The market wants a currency which retains its purchasing power and can be exchanged readily for the most varied real goods, services, and assets. As long as nations issue fiat currencies, only a nation with a large internal market will find that its currency is accepted as one of many reserve currencies. If no one else will accept that currency, it always will be accepted in the monopolized currency zone of the central bank that issued it. For example, it is possible that the eurodollar and petrodollar markets could end, forcing holders of US dollars to exchange them for goods and services in the one part of the world that must accept dollars.
The American market is huge, offering lots of choice; whereas, a smaller market, such as Singapore or Russia, would have fewer assets, goods, and services for exchange against the Singapore dollar or the Russian ruble. Much has been written of late that Russia, whose economy is one tenth the size of the US, wants to end what it calls the dollar’s “special privilege.” But there is a natural limit on the demand by central banks to hold Russian rubles, because Russia exports mainly commodities and few goods or services. Furthermore, property rights in Russian companies and other assets are not seen by the market to be as secure as those in Western countries. China’s yuan might fare better than the ruble, because China exports many more goods to the West than Russia; thus, holders of yuan would have somewhat more confidence that they could find readily marketable goods in exchange for yuan.
Gold Backing Adds to a Currency’s Marketability
But there is one step that small market countries or those with questionable dedication to defending property rights could take that would enable them to make their currencies attractive to hold nonetheless. They could tie their currencies to gold. Gold backing provides two important assurances to potential holders. One, gold cannot be inflated at the stroke of a key on a central bank’s computer; therefore, the currency could not be (as easily) debased and would retain its purchasing power. And, two, gold is acceptable intrinsically anywhere in the world. The holder of a gold backed currency can look beyond ultimately exchanging his currency in the issuer’s monopolized currency zone; he can exchange the currency for gold and spend it on real assets, goods, and services anywhere in the world.

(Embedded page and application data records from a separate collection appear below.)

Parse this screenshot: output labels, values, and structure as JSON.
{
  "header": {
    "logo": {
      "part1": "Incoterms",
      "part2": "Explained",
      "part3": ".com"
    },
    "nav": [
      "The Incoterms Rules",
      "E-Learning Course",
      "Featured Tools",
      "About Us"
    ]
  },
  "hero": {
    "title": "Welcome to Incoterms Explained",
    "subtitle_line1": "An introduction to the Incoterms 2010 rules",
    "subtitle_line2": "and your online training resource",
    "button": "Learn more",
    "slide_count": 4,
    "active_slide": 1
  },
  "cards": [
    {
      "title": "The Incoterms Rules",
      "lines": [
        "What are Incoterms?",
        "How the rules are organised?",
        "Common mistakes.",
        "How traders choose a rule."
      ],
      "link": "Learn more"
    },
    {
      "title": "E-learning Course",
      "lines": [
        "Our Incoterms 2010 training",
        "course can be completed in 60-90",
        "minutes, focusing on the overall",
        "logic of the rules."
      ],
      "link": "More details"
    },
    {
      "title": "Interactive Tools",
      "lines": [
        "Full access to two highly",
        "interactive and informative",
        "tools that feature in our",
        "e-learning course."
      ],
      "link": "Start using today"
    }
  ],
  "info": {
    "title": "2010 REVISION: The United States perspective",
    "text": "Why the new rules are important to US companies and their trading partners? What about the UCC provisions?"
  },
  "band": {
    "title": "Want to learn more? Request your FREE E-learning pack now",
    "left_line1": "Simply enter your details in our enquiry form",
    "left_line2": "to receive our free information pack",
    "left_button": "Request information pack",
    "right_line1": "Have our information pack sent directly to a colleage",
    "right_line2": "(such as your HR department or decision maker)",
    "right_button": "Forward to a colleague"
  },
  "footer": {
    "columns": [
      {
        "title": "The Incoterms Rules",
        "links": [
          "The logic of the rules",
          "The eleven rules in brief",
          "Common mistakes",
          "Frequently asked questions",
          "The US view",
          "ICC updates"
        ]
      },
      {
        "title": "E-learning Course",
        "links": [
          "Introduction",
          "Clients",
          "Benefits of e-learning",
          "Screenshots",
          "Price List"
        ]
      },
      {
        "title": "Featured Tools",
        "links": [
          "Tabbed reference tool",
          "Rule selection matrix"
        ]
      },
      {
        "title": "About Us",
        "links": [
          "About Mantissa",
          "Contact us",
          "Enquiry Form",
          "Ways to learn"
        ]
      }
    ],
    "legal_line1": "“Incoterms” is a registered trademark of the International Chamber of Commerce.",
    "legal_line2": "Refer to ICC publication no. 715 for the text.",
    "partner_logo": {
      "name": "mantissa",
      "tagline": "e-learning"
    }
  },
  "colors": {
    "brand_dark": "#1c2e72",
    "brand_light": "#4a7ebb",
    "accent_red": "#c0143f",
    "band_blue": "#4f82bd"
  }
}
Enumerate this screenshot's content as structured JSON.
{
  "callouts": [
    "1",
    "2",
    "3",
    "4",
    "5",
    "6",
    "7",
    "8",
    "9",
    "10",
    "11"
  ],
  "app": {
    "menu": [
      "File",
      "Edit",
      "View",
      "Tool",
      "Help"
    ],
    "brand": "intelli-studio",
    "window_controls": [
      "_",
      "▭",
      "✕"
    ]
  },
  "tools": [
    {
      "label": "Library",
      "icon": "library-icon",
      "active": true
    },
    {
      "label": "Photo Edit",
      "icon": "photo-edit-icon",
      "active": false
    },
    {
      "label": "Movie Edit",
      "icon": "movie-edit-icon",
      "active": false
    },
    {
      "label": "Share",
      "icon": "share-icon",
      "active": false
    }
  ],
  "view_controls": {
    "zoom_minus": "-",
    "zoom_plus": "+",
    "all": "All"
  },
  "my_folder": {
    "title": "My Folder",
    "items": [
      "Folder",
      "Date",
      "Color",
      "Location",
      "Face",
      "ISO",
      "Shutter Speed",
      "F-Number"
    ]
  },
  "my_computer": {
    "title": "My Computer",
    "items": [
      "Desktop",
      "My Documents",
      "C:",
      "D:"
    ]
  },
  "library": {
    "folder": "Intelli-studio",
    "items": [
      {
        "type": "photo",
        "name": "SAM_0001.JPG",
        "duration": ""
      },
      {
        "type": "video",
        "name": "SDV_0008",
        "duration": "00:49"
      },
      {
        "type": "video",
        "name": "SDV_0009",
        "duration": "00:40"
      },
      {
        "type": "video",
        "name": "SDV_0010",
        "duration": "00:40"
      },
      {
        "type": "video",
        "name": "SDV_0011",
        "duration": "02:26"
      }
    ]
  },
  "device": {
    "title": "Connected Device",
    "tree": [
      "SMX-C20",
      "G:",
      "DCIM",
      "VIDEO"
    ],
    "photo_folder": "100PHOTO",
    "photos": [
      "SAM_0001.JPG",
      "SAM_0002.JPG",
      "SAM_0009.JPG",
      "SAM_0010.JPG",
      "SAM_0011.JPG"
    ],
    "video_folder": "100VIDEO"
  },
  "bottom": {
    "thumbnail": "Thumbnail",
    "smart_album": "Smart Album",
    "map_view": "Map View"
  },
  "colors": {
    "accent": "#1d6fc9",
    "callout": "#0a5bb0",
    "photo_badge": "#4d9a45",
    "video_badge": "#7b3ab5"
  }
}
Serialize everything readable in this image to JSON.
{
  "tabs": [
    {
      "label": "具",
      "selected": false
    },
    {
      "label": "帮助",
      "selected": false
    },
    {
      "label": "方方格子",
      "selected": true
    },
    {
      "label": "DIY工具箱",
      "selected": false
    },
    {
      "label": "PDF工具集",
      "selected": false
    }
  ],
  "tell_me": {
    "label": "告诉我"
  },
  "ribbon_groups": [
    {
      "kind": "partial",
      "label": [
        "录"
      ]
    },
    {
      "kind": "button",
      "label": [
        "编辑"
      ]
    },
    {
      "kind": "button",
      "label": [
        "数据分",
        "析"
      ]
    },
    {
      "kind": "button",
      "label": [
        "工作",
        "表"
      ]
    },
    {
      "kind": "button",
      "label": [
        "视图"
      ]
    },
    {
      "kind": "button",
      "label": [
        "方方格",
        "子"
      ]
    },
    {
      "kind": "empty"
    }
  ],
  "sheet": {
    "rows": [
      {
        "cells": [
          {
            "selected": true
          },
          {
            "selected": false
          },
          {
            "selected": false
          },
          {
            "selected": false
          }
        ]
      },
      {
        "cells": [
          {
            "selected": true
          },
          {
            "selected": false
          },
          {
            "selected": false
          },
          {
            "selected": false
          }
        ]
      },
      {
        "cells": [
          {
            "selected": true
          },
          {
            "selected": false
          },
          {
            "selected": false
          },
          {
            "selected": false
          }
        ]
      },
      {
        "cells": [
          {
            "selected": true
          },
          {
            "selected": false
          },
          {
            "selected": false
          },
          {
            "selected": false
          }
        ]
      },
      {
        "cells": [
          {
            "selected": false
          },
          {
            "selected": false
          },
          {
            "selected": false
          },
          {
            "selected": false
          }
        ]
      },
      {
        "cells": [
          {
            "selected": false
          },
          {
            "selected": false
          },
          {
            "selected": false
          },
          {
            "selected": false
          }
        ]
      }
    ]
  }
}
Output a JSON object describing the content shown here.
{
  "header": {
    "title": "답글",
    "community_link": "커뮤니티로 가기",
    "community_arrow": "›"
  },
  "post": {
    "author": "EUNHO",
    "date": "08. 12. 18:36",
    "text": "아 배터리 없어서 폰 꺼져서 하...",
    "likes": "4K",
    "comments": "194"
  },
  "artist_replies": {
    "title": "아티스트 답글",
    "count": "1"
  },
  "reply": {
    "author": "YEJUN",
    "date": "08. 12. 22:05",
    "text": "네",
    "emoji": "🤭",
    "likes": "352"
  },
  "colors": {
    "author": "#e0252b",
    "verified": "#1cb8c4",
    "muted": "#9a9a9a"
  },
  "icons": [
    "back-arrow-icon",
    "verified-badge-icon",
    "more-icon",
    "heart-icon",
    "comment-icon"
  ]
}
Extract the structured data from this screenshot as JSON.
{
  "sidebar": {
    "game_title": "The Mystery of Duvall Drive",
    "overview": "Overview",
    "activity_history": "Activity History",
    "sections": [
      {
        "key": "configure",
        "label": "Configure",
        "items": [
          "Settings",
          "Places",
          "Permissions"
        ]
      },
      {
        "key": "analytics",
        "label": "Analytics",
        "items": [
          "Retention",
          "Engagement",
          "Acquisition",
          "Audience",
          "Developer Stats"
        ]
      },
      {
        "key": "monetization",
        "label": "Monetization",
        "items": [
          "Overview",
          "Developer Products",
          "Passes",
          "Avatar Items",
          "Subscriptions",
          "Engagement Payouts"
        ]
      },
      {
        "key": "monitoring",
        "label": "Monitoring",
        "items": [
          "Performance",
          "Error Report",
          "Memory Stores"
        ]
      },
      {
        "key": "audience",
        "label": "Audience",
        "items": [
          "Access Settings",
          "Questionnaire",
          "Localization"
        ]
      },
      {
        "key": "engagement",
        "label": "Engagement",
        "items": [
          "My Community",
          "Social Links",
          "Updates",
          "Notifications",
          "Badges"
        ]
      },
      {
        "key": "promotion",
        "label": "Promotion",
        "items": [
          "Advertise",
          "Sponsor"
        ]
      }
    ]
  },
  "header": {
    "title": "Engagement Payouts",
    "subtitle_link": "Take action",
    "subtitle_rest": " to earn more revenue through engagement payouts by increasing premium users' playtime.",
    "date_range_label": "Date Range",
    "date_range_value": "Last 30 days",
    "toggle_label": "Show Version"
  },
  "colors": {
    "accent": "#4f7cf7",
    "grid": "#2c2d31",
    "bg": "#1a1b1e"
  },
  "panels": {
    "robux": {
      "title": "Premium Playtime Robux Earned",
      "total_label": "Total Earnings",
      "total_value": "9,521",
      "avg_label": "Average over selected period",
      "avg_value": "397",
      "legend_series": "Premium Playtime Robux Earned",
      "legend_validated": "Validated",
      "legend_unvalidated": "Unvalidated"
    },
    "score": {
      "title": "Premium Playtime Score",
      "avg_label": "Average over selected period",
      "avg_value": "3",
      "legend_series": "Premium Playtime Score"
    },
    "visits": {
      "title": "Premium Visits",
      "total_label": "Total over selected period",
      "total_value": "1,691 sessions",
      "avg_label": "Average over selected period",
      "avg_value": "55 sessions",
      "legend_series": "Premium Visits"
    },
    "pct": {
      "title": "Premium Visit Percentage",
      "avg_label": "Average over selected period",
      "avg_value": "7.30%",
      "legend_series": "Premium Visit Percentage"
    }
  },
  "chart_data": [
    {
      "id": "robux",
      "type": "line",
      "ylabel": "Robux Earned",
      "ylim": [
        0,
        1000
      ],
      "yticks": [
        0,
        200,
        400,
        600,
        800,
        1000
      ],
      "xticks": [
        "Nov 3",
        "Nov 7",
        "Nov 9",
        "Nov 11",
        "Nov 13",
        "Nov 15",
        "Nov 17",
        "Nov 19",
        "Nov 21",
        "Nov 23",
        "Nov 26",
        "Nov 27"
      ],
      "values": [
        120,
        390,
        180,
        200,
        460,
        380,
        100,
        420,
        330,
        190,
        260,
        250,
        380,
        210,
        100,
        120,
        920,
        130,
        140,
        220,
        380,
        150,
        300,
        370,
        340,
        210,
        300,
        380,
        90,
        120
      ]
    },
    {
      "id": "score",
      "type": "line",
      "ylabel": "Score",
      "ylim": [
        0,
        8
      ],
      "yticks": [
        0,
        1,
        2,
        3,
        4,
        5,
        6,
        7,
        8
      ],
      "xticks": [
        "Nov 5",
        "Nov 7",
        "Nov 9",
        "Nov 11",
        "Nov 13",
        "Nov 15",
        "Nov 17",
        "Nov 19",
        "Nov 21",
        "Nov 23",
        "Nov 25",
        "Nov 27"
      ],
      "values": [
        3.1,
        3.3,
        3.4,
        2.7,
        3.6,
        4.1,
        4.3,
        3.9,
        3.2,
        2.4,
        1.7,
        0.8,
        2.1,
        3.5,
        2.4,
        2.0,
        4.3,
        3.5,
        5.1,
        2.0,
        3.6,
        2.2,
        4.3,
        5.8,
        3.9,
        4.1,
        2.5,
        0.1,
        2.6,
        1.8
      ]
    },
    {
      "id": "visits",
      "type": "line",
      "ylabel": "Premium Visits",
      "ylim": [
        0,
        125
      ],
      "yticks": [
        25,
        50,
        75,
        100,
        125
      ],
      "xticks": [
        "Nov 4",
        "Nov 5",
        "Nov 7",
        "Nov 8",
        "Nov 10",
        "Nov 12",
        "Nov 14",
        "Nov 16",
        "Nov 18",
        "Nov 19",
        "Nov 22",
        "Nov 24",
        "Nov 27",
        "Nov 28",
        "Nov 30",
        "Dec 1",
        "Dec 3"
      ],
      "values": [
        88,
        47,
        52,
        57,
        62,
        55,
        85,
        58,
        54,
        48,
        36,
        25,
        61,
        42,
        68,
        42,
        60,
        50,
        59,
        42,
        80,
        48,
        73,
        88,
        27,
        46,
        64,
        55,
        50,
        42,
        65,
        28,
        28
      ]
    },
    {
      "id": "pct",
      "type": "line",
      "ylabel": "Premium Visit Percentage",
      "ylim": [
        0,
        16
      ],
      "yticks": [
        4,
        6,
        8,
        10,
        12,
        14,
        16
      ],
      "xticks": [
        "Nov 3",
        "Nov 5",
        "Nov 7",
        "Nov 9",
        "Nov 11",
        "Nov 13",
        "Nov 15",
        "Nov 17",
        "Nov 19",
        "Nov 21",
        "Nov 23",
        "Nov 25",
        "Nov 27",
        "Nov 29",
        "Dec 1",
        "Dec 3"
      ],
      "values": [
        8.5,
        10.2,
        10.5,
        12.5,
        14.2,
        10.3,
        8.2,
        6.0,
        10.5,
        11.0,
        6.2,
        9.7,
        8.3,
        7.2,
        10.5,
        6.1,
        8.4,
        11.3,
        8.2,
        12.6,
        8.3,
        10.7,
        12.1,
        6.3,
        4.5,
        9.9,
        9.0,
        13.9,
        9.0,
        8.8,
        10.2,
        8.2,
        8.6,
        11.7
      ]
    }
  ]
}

Gold Backing Only Works If …
But the risk to a holder of gold backed currency has not yet been completely removed. Two further hurdles need to be crossed. One, the holder needs to know that the issuer of the gold backed currency is not secretly issuing currency that is not backed by the commodity, what Mises calls “fiduciary media.” At the Bretton Woods Conference in 1944 the US promised to maintain a dollar to gold ounce ratio of thirty-five to one. The International Monetary Fund was established at the same Bretton Woods Conference and charged with ensuring that the US honored the agreement, but it failed to do so.
The US issued so much unbacked (fiduciary) media that the Fed suffered a run on its gold reserves as the US’s trading partners scrambled to redeem US dollars for gold at the promised price. Therefore, an issuer of a gold backed currency needs to open its books to periodic and random independent audits.
But even independent audits are not completely sufficient. Complete confidence in a currency requires that the holder be able to take possession of the actual specie without incurring undue cost. For example, the gold might be held in a remote or possibly dangerous location, such as Moscow or Tehran. Worse yet, the currency issuer might refuse to redeem its currency for specie upon demand even though it had honored its promise not to issue fiduciary media.
For example, holders of rubles might not be allowed to take possession of the physical gold in Moscow, even though independent auditors had established that the ruble had not been debased by the Russian central bank. This risk could be mitigated